Obviously I am way behind on the TBR Challenge post, which was due May 20. But it’s still May! And I did Kick it Old School and read (sort of) a romance published more than 10 years ago. More on that in a minute.
I’ve found reading in general a bit of a challenge this month. It’s always a busy one at work, and this year my department had to make a major decision about entry to our first-year courses that took a lot of time and energy. Then I was reading a couple of books to review for our literary magazine. I enjoy doing this (I write one every year or two), but it’s hard. The reading challenges me: I get small press fiction and non-fiction which is often quite different from my usual reading choices, and I have to read more attentively to prepare for a formal review; the writing challenges me: it’s only 1400 words but it’s not it’s less personal and I have less sense of audience than when I’m blogging, so I get writer’s block. It usually involves a lot of procrastination which does not, sadly, involve reading other books (although I am halfway through another go-round of Anthony Powell’s Dance to the Music of Time saga on audio and have played a lot of solitaire). I’ve read only a couple of books in May besides the two review ones. And my TBR Challenge book, which took me forever and which I only really read half of.
When I looked at the TBR Challenge schedule back in January and saw that May’s theme was Kickin’ It Old School, I decided it was time to read Johanna Lindsey’s Gentle Rogue. I picked this up in a giant Lindsey sale a couple of years ago, on the theory that a) I should read something by this classic author and b) this one sounded not too crazysauce/rapey for my taste. It’s called Gentle Rogue, after all! Shipboard romance and cross-dressing heroine are tropes I’ve enjoyed before. So. Well. This book did indeed not outrage me, but it bored me. I got stuck in the middle forever (I avoided reading it) and finally got through by skimming the second half. Let me explain.
1. There’s hardly any plot. In the opening chapters we get a bunch of backstory about the hero and heroine: her money was stolen on the way to London to find her missing fiancé; he used to be a pirate, found his illegitimate son, and made peace with his family. Hang on, I thought, all the interesting stuff has already happened to these people.
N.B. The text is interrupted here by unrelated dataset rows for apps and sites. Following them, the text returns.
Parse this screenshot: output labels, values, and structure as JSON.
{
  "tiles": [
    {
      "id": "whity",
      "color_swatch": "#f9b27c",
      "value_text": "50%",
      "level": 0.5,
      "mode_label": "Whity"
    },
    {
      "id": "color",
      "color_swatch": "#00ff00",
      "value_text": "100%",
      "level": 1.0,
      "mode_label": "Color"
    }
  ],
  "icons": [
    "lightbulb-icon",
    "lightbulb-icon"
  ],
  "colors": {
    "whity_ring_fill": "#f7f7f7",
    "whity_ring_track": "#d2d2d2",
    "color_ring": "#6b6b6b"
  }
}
What’s left? Not much but bickering and having sex, it turns out. At one point a pirate ship turned up in the distance and I was like, Yay, plot! but the hero told his first mate to outrun it because he needed to have sex with the heroine. Boo, no plot! (I get that this is a sign of his unacknowledged love and how he now cares most about her but I still wanted something to happen!)
2. There are basically no conversations in Gentle Rogue that are not bickering. When Georgie and James are not bickering with each other, they are bickering with their many, many prequel- and sequel-baiting brothers (I cannot say how annoying all the extraneous Malory backstory in the first several chapters was. Irrelevant and confusing summaries of previous books. An object lesson in how not to do backstory/pique reader interest in your other books). While mired at 30% of Lindsey’s book, I got into a Twitter conversation about humor and how personal a taste it is. I could see how some people love this book and find it hilarious. I did not. I like witty banter and I can like full-on fights, but bickering is an in-between thing that does not work for me.
3. I always say I want longer romances but I wonder if that’s really true. I would have enjoyed this book more had it been pruned to about 250 pages, with repetitive and pointless scenes cut. Because there were elements I found charming and emotionally appealing. They just got drowned out. If books are going to be longer, I want more plot, more interesting characters/psychological depth, and better writing. (It wasn’t terrible, but it was wordy and rambling–not interesting in and of itself but only as a vehicle for the story). I felt reading this, “Be careful what you wish for.”
I never expected to love Johanna Lindsey, but I disliked this for reasons I wouldn’t have predicted. As I was reading, though, I found myself thinking that I probably would have enjoyed this more when I was new to genre romance, when the characters and conflict would have been fresher to me. And then I remembered that as a newbie romance-reader, because I thought of romance as “not very good,” I felt free to skim a lot. I skipped over the bits that bored me or seemed clumsy, and just read the moments that made me laugh or engaged me emotionally or when the plot got exciting. So that’s what I did here. And at that pace, I did find some scenes I enjoyed.
I’m not sure what the lesson in all this is for me. Except that I’ve realized I don’t care any more about “educating” myself as a romance-reader. I just want to read what I like. Also, don’t pick a 400-page book for a challenge in a busy month. I’d have finished on time if I’d gone for a traditional Regency, and enjoyed myself more too. So I think this was a successful challenge in that it might mean I give myself permission to dump some things I know aren’t for me but feel I should read from my TBR.
Anyway, some major work things are off my desk now and I hope to get my blogging mojo back and tell you soon about some of the books I liked more than this!